He lost track of where he was on the field. New to the kick return position, having just replaced Spiffy Evans last week against USC, Willis needed to slow down.
“I’m just thinking, ‘catch the ball and run,” he said.
Dudeck wouldn’t let him.
“He kept telling me, ‘don’t be selfish,’” Willis said.
A sense of urgency kicked in to Dudeck as he realized the rookie was about to try to return the kick rather than take the field position.
He quickened his pace from a trot to a sprint and rather than just throwing his hands up he started waving them. Willis got the message, but barely. He narrowly avoided stepping over the end zone.
“When you’re back there you want to go and you want to make an impact,” Willis said. “I can’t be selfish and then the next thing you know we’re at the 15.”
When the next kick came to Willis five minutes later, his quick feet gained steam again, and again Dudeck had to shut him down—this time with noticeably more force and frustration.
Willis put his head down and made his way to the sideline with his counterpart repeating the same message.
“Don’t be selfish.”
To start the second half, the ball fell into Willis’ hands four yards in front of the end zone. Now he didn’t have a choice except to take off, and after a 61-yard burst up the right side he had given his team excellent field position.
“That’s why they put me back there,” Willis said. “Things like that can really shift momentum.”
“He’s got sweet feet and he’s fast,” senior running back Andre Williams said.
Willis emerged against the Seminoles as a welcome counter to Williams’ relentlessly bruising attack.
“He has a lot of speed,” said senior quarterback Chase Rettig. “Our special teams did a good job blocking and he hit the hole. He had a big reception and some nice runs.
“We know what he can be and what he can do on the field. Our coaches have done a really good job putting him in certain plays where we go to him.”
Rettig and Willis hooked up on the freshman’s other highlight from the game, as Rettig hit the back on a wheel-route down the right side for a 52-yard touchdown.
The Eagles had practiced that play repeatedly during practice leading up to the game.
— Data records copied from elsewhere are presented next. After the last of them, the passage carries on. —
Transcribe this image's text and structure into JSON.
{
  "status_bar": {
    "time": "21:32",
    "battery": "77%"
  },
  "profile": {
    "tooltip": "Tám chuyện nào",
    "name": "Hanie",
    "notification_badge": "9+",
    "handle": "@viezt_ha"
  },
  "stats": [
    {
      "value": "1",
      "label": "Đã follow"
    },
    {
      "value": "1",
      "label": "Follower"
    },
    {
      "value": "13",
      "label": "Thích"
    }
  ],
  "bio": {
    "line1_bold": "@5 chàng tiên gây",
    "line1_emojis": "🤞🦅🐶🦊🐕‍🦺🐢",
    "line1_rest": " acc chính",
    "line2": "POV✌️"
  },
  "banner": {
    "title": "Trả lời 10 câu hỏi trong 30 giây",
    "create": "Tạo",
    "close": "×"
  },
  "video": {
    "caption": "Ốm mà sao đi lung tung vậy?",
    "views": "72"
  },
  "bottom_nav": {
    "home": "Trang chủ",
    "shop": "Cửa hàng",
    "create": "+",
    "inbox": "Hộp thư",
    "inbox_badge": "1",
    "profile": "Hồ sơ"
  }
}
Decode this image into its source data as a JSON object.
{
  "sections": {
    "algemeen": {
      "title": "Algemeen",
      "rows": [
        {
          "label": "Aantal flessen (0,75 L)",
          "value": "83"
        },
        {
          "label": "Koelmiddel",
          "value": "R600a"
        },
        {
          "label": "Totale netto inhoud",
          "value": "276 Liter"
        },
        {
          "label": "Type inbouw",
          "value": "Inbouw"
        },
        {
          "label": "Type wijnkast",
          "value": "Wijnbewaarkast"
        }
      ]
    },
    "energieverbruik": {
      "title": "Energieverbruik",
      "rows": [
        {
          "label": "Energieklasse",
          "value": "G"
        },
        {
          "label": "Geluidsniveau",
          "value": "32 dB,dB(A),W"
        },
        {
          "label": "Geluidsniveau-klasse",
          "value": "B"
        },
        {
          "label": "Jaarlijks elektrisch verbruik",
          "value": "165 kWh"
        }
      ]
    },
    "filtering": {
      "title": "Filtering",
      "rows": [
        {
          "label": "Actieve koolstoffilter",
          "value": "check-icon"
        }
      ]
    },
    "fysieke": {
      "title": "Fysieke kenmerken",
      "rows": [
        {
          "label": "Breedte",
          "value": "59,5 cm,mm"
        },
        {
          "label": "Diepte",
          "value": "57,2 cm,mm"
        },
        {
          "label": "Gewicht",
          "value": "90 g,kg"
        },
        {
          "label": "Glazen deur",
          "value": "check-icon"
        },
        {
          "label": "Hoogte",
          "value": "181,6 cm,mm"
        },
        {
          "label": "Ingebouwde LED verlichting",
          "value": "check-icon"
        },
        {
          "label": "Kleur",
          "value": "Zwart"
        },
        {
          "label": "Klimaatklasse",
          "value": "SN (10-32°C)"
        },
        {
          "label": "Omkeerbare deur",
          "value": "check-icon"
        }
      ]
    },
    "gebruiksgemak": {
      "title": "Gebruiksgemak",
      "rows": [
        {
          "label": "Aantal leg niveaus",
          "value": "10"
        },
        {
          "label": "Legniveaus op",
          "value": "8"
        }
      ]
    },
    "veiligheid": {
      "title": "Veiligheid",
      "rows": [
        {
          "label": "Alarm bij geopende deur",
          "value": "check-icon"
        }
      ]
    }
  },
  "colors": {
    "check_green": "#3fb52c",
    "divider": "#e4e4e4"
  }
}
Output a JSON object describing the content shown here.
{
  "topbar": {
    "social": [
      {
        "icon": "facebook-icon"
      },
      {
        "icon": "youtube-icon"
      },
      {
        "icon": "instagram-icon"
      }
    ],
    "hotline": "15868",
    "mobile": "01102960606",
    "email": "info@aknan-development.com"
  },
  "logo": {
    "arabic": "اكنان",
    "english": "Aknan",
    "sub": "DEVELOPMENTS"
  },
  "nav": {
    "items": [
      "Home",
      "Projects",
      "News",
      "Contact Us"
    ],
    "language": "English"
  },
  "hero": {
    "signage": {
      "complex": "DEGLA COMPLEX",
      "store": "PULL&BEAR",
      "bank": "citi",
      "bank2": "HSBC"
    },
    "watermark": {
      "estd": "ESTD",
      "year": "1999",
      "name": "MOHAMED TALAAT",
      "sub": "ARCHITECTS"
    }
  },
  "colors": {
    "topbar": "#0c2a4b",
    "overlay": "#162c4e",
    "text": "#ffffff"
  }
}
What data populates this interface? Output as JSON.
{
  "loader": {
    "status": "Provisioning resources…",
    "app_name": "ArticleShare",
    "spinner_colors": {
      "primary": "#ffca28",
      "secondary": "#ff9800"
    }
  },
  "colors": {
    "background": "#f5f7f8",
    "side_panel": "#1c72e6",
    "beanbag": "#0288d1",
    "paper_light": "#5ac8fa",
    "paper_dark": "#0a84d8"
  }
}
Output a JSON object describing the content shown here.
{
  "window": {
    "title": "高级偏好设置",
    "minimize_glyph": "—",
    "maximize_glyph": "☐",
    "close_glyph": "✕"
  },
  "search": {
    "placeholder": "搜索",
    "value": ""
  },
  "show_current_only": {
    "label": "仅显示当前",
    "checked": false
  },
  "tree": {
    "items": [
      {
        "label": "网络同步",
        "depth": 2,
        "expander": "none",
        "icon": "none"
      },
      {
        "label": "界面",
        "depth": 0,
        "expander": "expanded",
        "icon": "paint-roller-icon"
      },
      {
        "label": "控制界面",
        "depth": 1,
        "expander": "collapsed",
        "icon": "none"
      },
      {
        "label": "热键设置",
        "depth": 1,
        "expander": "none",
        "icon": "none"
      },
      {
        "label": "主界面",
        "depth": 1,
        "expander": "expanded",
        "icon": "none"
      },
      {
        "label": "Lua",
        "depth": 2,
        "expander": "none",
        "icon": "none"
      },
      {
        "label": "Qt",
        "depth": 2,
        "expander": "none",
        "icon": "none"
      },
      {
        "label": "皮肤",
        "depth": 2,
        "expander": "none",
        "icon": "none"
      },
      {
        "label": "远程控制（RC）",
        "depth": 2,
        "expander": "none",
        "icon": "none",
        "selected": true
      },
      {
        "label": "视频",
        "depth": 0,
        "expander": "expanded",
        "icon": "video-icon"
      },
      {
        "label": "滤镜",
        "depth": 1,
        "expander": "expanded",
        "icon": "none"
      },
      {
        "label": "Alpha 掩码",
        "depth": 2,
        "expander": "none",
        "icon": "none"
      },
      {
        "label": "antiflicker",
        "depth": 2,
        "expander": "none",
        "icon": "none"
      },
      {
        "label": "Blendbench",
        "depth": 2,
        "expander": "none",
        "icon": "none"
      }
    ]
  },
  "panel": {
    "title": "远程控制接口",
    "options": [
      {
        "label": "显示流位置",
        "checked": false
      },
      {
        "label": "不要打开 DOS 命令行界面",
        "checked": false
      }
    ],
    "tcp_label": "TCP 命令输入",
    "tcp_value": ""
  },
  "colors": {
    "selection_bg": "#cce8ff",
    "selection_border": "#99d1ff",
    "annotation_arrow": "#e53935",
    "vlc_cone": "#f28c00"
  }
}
Willis’ teammates kept telling him he was going to be wide open, so when it actually worked he said he felt numb.
“I didn’t feel any extra emotions,” Willis said. “I just knew, ‘catch the ball and go score.’”
Willis finished the game with 28 rushing yards on five carries and 69 receiving yards with five receptions on top of his 114 yards in the kick return game.
“He brings me up,” said BC head coach Steve Addazio. “He’s got that look in his eye. I’ve seen that look in guys before. He’s got that look. He’s a competitive guy, he loves football, and he’s got talent.”
It wasn’t enough to give the Eagles the necessary push to secure a victory, but for a team lacking depth and short on offensive firepower it was still a welcome sight.
“Now we know that he’s a weapon back there,” Williams said.
And he’s a weapon the Eagles will need when Williams and Rettig are gone after this season, leaving behind holes at some of the Eagles’ most important offensive positions.